Cordelia’s mother died in 1857. The 1861 Census shows Cordelia living in the same house with an older house servant, Mary Lacey and her husband. Meantime Cordelia had sold the lease on the Old Coventry Street inn for £600 + £100 per year. She had also sold her properties in Holborn to the London, Chatham & Dover Railway Company who quickly demolished them to make way for the Holborn Viaduct.
Cordelia would therefore have been extremely wealthy at this point but all was not well. She had long been estranged from her family and now her neighbours were feeling resentful. The London papers of January 1863 report how a lady claiming title to at least one of Cordelia’s Stamford Street houses broke in one evening with some hired heavies to take possession of the house and change the padlock on the front door. Cordelia retaliated by hiring her own locksmith to reverse this. Returning to the house with a carpenter, Cordelia found herself surrounded by an angry mob demanding that she prove ownership of her properties. Taking fright, Cordelia retreated upstairs and escaped with her carpenter over the roof. Not bad for a 62 year-old lady in long skirts! Such details would certainly have made for an entertaining session at the subsequent court hearing. In the end the defendants were bound over to keep the peace.
Another dispute arose in August 1871 when a Mrs Baker, an ex-tenant of her father’s, claimed that Cordelia owed her the sum of £38 5s 6d for residual contents of a house on Skinner Street that she and her now deceased husband had vacated over thirty years previously. In an attempt to exact the money she took to throwing mud and stones at Cordelia’s house inciting a mob to gather. Reporting on the case the London Evening Standard (4 August 1871) described Cordelia as ‘an old shrivelled up but rather active lady’. She counter-claimed that the Bakers had moved out owing her father a year’s rent. The house having since been demolished the judgment once again went in Cordelia’s favour.
The 1871 Census shows Cordelia, now 70 years of age, living at 43 Stamford Street along with Susan Goring, a house servant, and her baby. Susan’s husband and 6-year-old son were living next door.
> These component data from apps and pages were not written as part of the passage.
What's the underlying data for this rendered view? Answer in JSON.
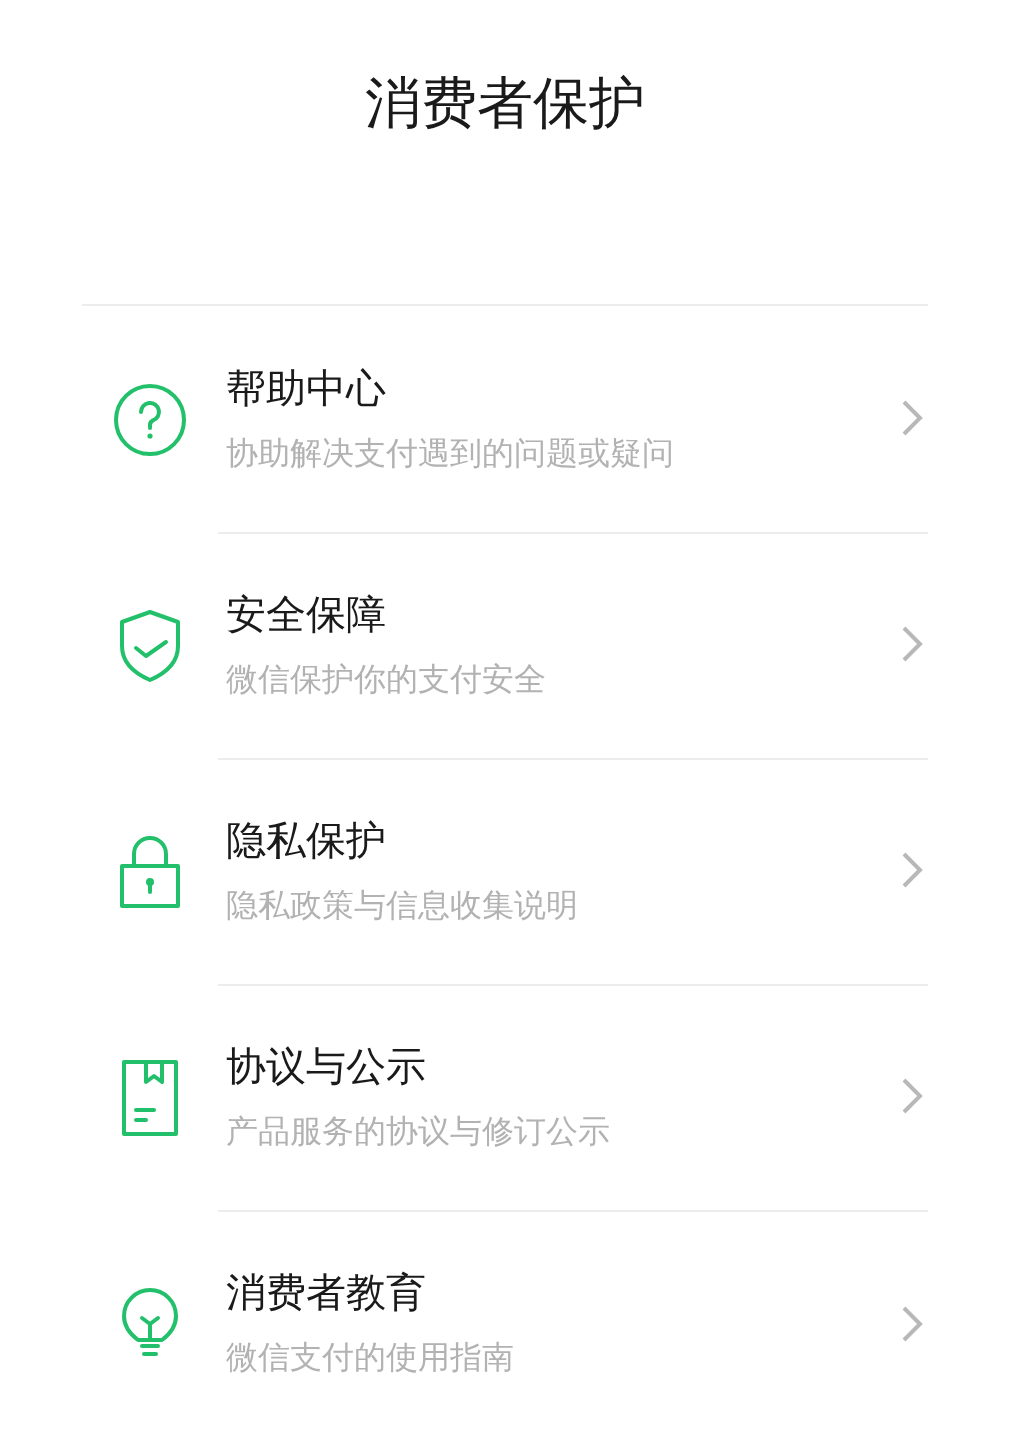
{
  "header": {
    "title": "消费者保护"
  },
  "items": [
    {
      "kind": "help",
      "title": "帮助中心",
      "subtitle": "协助解决支付遇到的问题或疑问"
    },
    {
      "kind": "shield",
      "title": "安全保障",
      "subtitle": "微信保护你的支付安全"
    },
    {
      "kind": "lock",
      "title": "隐私保护",
      "subtitle": "隐私政策与信息收集说明"
    },
    {
      "kind": "document",
      "title": "协议与公示",
      "subtitle": "产品服务的协议与修订公示"
    },
    {
      "kind": "bulb",
      "title": "消费者教育",
      "subtitle": "微信支付的使用指南"
    }
  ]
}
Cordelia died peacefully in her chair in December 1871, the cause of death at the inquest being given as ‘affection of the heart and congestion of the lungs’. It was initially believed that she died intestate but a will was apparently discovered tucked into the wires of her grandfather’s old harpsichord. Cordelia bequeathed her personal estate, including all ready money held in the bank and in securities, to the Hospital for the Cure of Consumption at Brompton.
The Press loved the story – the Chepstow Weekly Advertiser described how a room in her house was filled of caps and bonnets, and how a canvas bag was stuffed with coins to the tune of £500. Others reported that upwards of £20,000 was found hidden in out-of-the-way places all over the house. In total, the Hospital stood to benefit by £100,000 equating to over 10 million in today’s money. The Dublin Evening Telegraph wondered how the hospital could possibly spend that much money given that the recommended treatment for consumptives was cod liver oil, snail broth and asses’ milk. Ever helpful though, they suggested that the ‘army of doctors’ could help out by indulging in ‘fine old port and golden sherry’ and that by ‘sitting firmly together shoulder by shoulder at the banquet board’ they might thereby spend the money before the end of the year!
In the event, the Brompton Hospital used Cordelia’s money to build a new wing to accommodate 137 additional beds. The extension was officially opened in June 1882 by Lord Derby with a commemorative slab that read – In Memoriam Cordelia Read 1879.